Earth Day has its roots in the 1960s when activists started creating awareness about the environment. Rachel Carson’s book “Silent Spring”, released in 1962, was one of the biggest catalyst for the environmental movement. There was a growing frustration among US citizens against government’s complacency towards the environment. Earth Day, however was the brain child of U.S. Senator Gaylord Nelson, whose campaigns for the environment had fallen on deaf ears.

The first Earth Day was to be an environmental protest. Nelson recruited activist Denis Hayes to organize the April 22, 1970 Earth Day. The protest saw great support from across the United States, Nelson records in an essay, “It took off like gangbusters. Telegrams, letters, and telephone inquiries poured in from all across the country.

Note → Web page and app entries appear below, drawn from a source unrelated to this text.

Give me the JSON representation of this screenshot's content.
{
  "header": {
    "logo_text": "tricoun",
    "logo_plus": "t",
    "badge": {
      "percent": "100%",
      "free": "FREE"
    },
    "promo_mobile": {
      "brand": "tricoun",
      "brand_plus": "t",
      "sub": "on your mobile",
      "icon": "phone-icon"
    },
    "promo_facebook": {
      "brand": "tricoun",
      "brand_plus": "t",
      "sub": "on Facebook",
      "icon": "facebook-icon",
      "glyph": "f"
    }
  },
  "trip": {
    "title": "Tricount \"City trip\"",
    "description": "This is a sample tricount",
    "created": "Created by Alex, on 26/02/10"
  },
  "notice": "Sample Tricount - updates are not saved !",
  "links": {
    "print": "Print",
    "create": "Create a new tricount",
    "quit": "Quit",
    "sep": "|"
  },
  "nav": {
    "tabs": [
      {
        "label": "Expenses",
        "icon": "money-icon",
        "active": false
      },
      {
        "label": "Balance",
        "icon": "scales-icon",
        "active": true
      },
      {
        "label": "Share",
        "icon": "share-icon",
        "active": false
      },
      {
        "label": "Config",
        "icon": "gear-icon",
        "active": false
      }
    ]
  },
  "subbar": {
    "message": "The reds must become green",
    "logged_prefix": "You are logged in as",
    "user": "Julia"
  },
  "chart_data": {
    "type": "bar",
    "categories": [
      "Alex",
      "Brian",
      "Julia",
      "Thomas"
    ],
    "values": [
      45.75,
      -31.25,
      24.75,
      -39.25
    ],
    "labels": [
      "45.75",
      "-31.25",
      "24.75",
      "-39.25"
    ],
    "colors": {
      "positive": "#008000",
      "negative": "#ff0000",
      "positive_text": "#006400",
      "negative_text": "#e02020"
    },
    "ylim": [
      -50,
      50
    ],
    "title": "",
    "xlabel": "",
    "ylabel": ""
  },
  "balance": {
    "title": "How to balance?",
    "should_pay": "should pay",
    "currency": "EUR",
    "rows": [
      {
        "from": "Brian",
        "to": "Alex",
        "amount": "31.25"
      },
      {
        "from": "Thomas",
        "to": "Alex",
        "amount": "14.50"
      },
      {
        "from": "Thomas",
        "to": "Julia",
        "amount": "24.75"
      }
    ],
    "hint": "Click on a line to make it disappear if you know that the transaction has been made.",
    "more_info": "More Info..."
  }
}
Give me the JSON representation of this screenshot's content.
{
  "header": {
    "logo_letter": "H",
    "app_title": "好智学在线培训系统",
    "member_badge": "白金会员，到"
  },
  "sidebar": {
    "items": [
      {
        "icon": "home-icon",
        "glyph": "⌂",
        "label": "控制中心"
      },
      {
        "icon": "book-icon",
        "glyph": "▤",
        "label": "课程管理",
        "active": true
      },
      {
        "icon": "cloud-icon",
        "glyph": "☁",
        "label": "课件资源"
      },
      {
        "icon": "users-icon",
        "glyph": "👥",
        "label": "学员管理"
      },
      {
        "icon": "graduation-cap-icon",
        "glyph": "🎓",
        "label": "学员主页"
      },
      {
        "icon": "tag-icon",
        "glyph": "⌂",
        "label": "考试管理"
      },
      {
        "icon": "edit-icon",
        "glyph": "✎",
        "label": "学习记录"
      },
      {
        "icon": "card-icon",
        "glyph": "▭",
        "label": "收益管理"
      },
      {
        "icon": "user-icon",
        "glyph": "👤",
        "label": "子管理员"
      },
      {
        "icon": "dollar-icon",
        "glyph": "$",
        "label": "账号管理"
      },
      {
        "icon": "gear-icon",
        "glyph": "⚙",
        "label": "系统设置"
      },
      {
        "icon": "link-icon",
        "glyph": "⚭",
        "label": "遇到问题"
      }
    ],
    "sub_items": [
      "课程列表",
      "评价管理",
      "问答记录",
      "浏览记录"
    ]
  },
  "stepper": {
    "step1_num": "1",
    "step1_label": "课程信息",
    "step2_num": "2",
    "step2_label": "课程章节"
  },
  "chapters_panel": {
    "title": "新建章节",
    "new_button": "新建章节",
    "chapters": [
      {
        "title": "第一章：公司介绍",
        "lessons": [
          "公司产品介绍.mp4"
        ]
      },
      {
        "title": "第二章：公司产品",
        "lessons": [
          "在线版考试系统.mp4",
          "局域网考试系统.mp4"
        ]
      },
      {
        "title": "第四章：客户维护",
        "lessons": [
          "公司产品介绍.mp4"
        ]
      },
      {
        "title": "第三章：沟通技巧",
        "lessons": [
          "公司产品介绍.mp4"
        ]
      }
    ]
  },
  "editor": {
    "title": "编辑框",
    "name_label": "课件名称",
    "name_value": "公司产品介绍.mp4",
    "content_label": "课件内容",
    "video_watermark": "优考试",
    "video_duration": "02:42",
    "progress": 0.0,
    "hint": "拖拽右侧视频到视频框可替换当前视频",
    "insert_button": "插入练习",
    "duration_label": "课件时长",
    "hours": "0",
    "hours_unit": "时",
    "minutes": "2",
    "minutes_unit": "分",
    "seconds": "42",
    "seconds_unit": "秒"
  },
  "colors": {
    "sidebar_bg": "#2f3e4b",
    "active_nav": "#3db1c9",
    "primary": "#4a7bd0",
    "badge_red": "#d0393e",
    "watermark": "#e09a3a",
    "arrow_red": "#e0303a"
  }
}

The American people finally had a forum to express its concern about what was happening to the land, rivers, lakes, and air —  and they did so with spectacular exuberance.” The first Earth Day was definitely a success as the protests led to the creation of the U.S. Environmental Protection Agency.

However, environmental issues today are more complex. Amy Cassara, of the World Resources Institute explains, “As we become more industrialized and our supply chains become less transparent, it can become more difficult to understand the environmental consequences of our actions.” It is for this reason that the Earth Day Network is pushing for Earth Day not to be a marketing event but to bring about policy change and long term commitments. Individuals today use social media to promote Earth Day messages. Susan Rogers of the Earth Day Network says “Planting a tree, morally and poetically, requires taking care of it for a really long time not just sticking it in the ground”

The corporate world has also taken notice of Earth Day and uses this as an opportunity to release their corporate sustainability reports, announce innovative environmental initiatives or fund community projects. However these efforts seem insufficient to the organization Ceres. They have brought together more than a dozen firms and companies to petition the government. The firms include Unilever, PepsiCo, Starbucks, L’Oreal etc. The collective petition Congress to act on climate change with urgency, especially to reduce the carbon emissions by U.S. power plants.

The environmental movement seems very much alive until today.

Photo: Wikimedia Commons